SOURCE MATERIAL >>
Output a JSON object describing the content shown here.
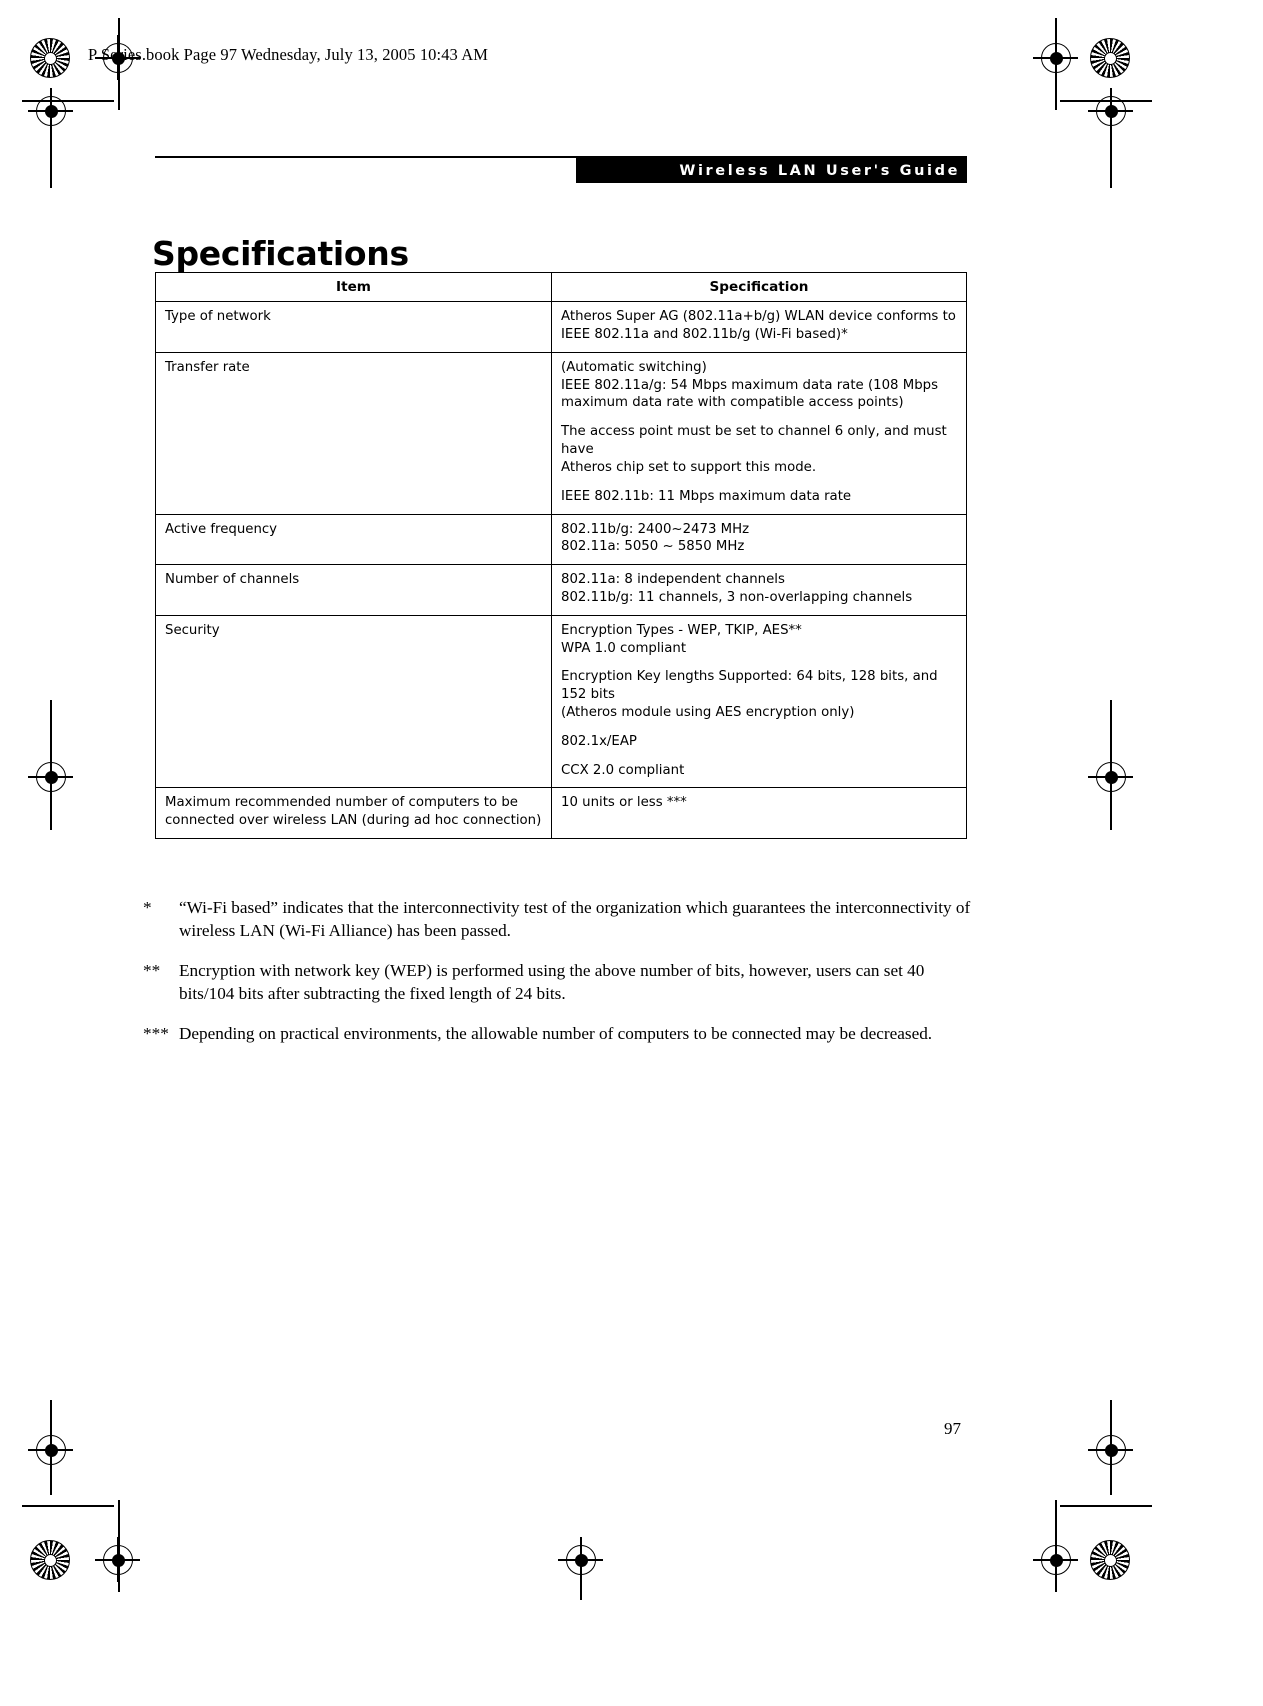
{
  "slug": "P Series.book  Page 97  Wednesday, July 13, 2005  10:43 AM",
  "running_head": "Wireless LAN User's Guide",
  "title": "Specifications",
  "page_number": "97",
  "table": {
    "headers": [
      "Item",
      "Specification"
    ],
    "rows": [
      {
        "item": "Type of network",
        "spec_blocks": [
          [
            "Atheros Super AG (802.11a+b/g) WLAN device conforms to",
            "IEEE 802.11a and 802.11b/g (Wi-Fi based)*"
          ]
        ]
      },
      {
        "item": "Transfer rate",
        "spec_blocks": [
          [
            "(Automatic switching)",
            "IEEE 802.11a/g: 54 Mbps maximum data rate (108 Mbps",
            "maximum data rate with compatible access points)"
          ],
          [
            "The access point must be set to channel 6 only, and must have",
            "Atheros chip set to support this mode."
          ],
          [
            "IEEE 802.11b: 11 Mbps maximum data rate"
          ]
        ]
      },
      {
        "item": "Active frequency",
        "spec_blocks": [
          [
            "802.11b/g: 2400~2473 MHz",
            "802.11a: 5050 ~ 5850 MHz"
          ]
        ]
      },
      {
        "item": "Number of channels",
        "spec_blocks": [
          [
            "802.11a: 8 independent channels",
            "802.11b/g: 11 channels, 3 non-overlapping channels"
          ]
        ]
      },
      {
        "item": "Security",
        "spec_blocks": [
          [
            "Encryption Types - WEP, TKIP, AES**",
            "WPA 1.0 compliant"
          ],
          [
            "Encryption Key lengths Supported: 64 bits, 128 bits, and 152 bits",
            "(Atheros module using AES encryption only)"
          ],
          [
            "802.1x/EAP"
          ],
          [
            "CCX 2.0 compliant"
          ]
        ]
      },
      {
        "item": "Maximum recommended number of computers to be connected over wireless LAN (during ad hoc connection)",
        "spec_blocks": [
          [
            "10 units or less ***"
          ]
        ]
      }
    ]
  },
  "footnotes": [
    {
      "mark": "*",
      "text": "“Wi-Fi based” indicates that the interconnectivity test of the organization which guarantees the interconnectivity of wireless LAN (Wi-Fi Alliance) has been passed."
    },
    {
      "mark": "**",
      "text": "Encryption with network key (WEP) is performed using the above number of bits, however, users can set 40 bits/104 bits after subtracting the fixed length of 24 bits."
    },
    {
      "mark": "***",
      "text": "Depending on practical environments, the allowable number of computers to be connected may be decreased."
    }
  ]
}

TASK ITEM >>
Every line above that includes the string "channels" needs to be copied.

TASK ANSWER >>
        "item": "Number of channels",
            "802.11a: 8 independent channels",
            "802.11b/g: 11 channels, 3 non-overlapping channels"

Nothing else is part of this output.